    I know this is small stuff in the context of much greater heritage concerns -- but it is so irritating. Which is why I say to folk, hey -- if I do stuff up, tell me. When I get over kicking myself, I'll fix it.

  3. Yes, no one enjoys someone pointing out an error, but it is important. For good or bad, you are about to get a gig on my blog. At least I correct when an error is pointed out.

  4. Hi Lisa - my children enjoy a British TV series 'Horrible Histories' - one episode they watch often on the net details many common fallacies about British history. It states that most of the beliefs about King Arthur, Merlin, Robin Hood, Richard the Third etc etc are just plain wrong.

    Shakespeare and other writers made stuff up for dramatic effect, punters assumed the stories were based in fact and traditions built up that had no basis in reality. In one sketch a policeman arrests a teacher for spreading misinformation.

    The programme is worth a look, very funny with lots of singing and dancing.

    My own writing is riddled with errors usually as a result of sloppy research or laziness.

  5. Hi Andrew -- I've commented over on your blog. Cheers!

    Hi Fresh Local -- I think my mum was the one, her being born near London, who brought me up to try to be a critical thinker, and especially to question the stuff like the examples you mentioned. Mum and I were a couple of the "Richard III was framed!" crew from way back.

    We all make mistakes, misinterpretations, and sheer utter brain farts. Some time soon, I'll be updating a book I did in 2003 -- which showed up both errors right from the get-go, and since then, with more information, I can see necessary changes to facts presented anyway. But I'll enjoy doing the work, getting back under the hood, and putting things as right as they can be seen to be as at today, from what is known. What I've been doing, though, since 2003, is writing, updating information, correcting my errors as I go, and publishing those. But -- I am not a PhD, and I'm not paid to put books together as are authors connected with Random House.

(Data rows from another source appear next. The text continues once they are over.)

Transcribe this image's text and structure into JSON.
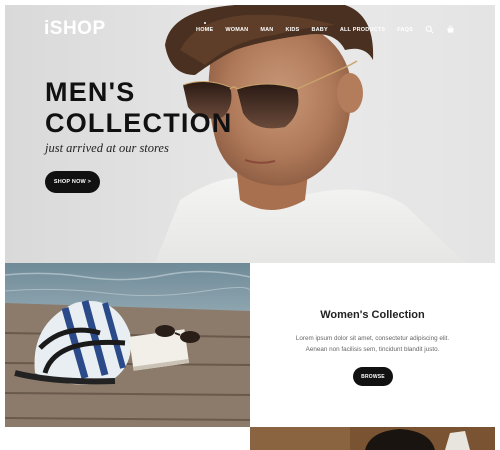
{
  "brand": {
    "logo": "iSHOP"
  },
  "nav": {
    "items": [
      "HOME",
      "WOMAN",
      "MAN",
      "KIDS",
      "BABY",
      "ALL PRODUCTS",
      "FAQS"
    ],
    "icons": [
      "search-icon",
      "cart-icon"
    ]
  },
  "hero": {
    "title_line1": "MEN'S",
    "title_line2": "COLLECTION",
    "subtitle": "just arrived at our stores",
    "button": "SHOP NOW >"
  },
  "women": {
    "title": "Women's Collection",
    "text_line1": "Lorem ipsum dolor sit amet, consectetur adipiscing elit.",
    "text_line2": "Aenean non facilisis sem, tincidunt blandit justo.",
    "button": "BROWSE"
  },
  "colors": {
    "dark": "#111111",
    "white": "#ffffff",
    "text_gray": "#666666"
  }
}
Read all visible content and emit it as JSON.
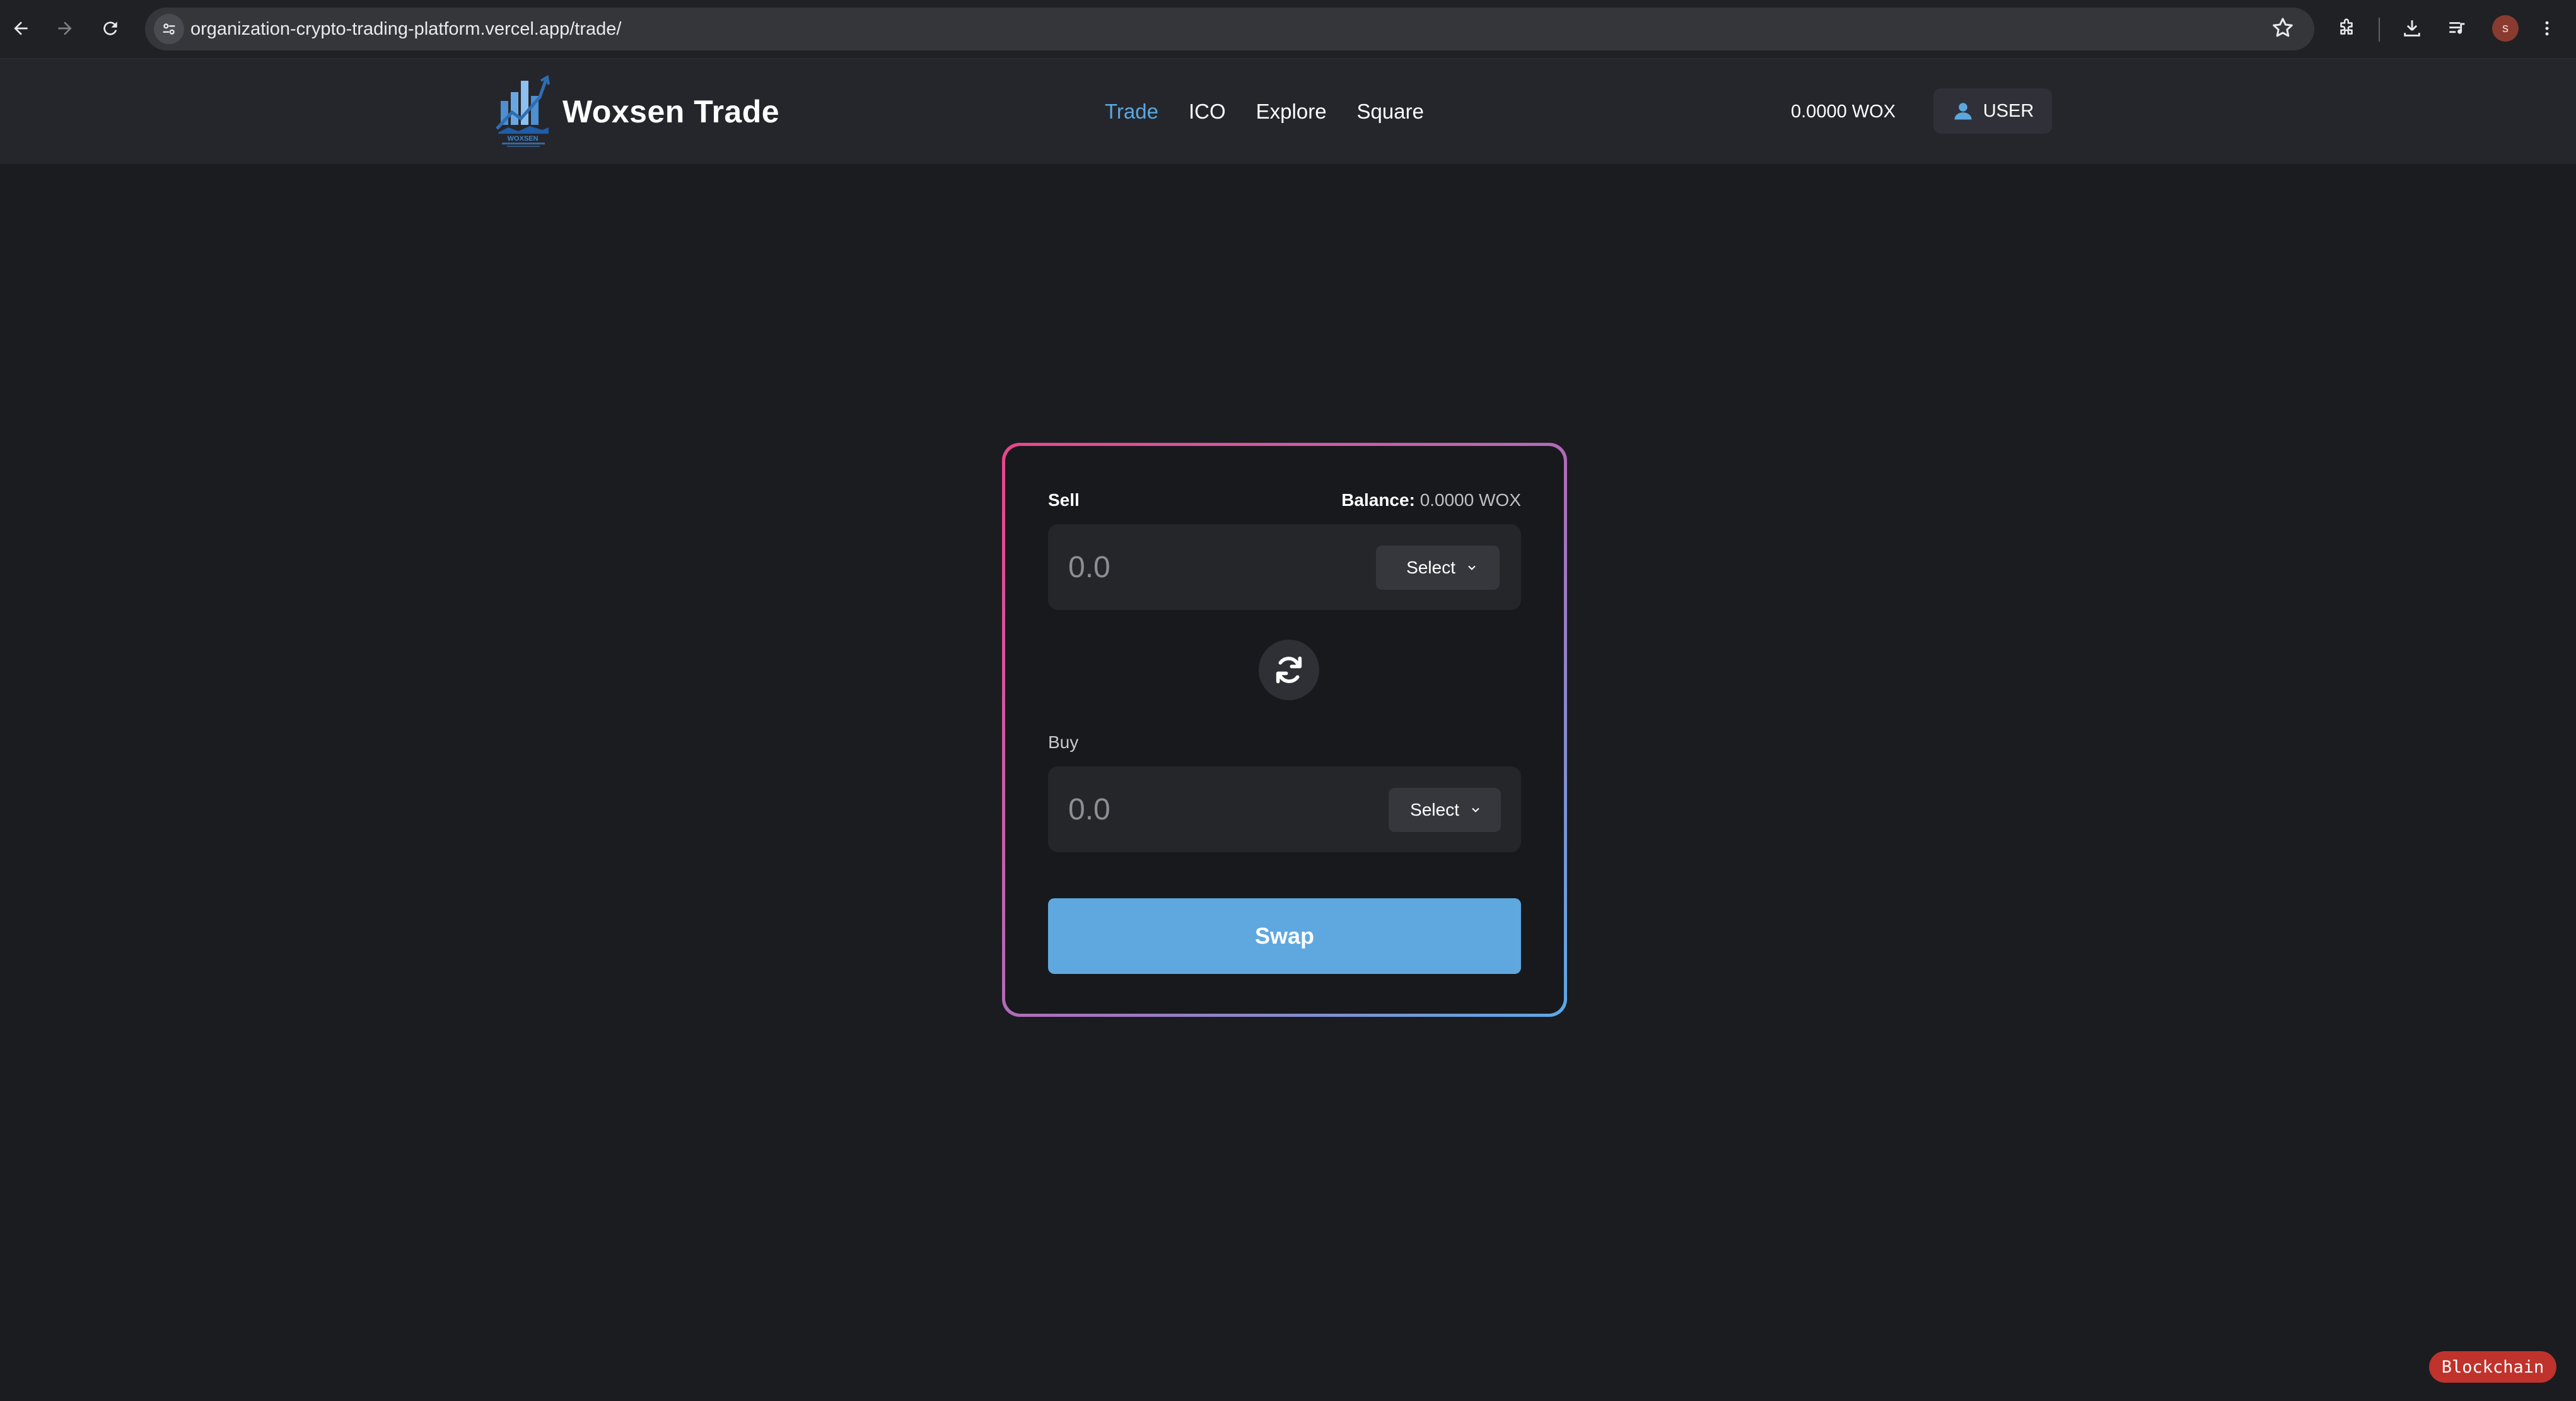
{
  "browser": {
    "url": "organization-crypto-trading-platform.vercel.app/trade/",
    "profile_initial": "s",
    "icons": [
      "back-icon",
      "forward-icon",
      "reload-icon",
      "site-info-icon",
      "bookmark-star-icon",
      "extensions-icon",
      "download-icon",
      "media-controls-icon",
      "menu-kebab-icon"
    ]
  },
  "header": {
    "brand_name": "Woxsen Trade",
    "nav": [
      {
        "label": "Trade",
        "active": true
      },
      {
        "label": "ICO",
        "active": false
      },
      {
        "label": "Explore",
        "active": false
      },
      {
        "label": "Square",
        "active": false
      }
    ],
    "wallet_balance": "0.0000 WOX",
    "user_label": "USER"
  },
  "swap": {
    "sell_label": "Sell",
    "balance_label": "Balance:",
    "balance_value": "0.0000 WOX",
    "sell_placeholder": "0.0",
    "sell_token_label": "Select",
    "buy_label": "Buy",
    "buy_placeholder": "0.0",
    "buy_token_label": "Select",
    "swap_button_label": "Swap"
  },
  "badge": {
    "label": "Blockchain"
  },
  "colors": {
    "accent": "#5ea8df",
    "active_nav": "#5ba8e0",
    "gradient_start": "#e9468a",
    "gradient_end": "#5aa9e6",
    "background": "#1b1c20",
    "badge": "#c0322c"
  }
}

    As I said, I haven't seen the rest of the book, but I do hope there aren't as many botch-ups as I saw in the three pages which are the subject of the post above. I hope the Remuera book was peer reviewed, at least, by someone who would have turned around and said: "You just left the research for a professional histrory book at the point of looking at an unsourced family history or some chap's recollections 60 years after he saw an event? Really? Please tell me you didn't ..."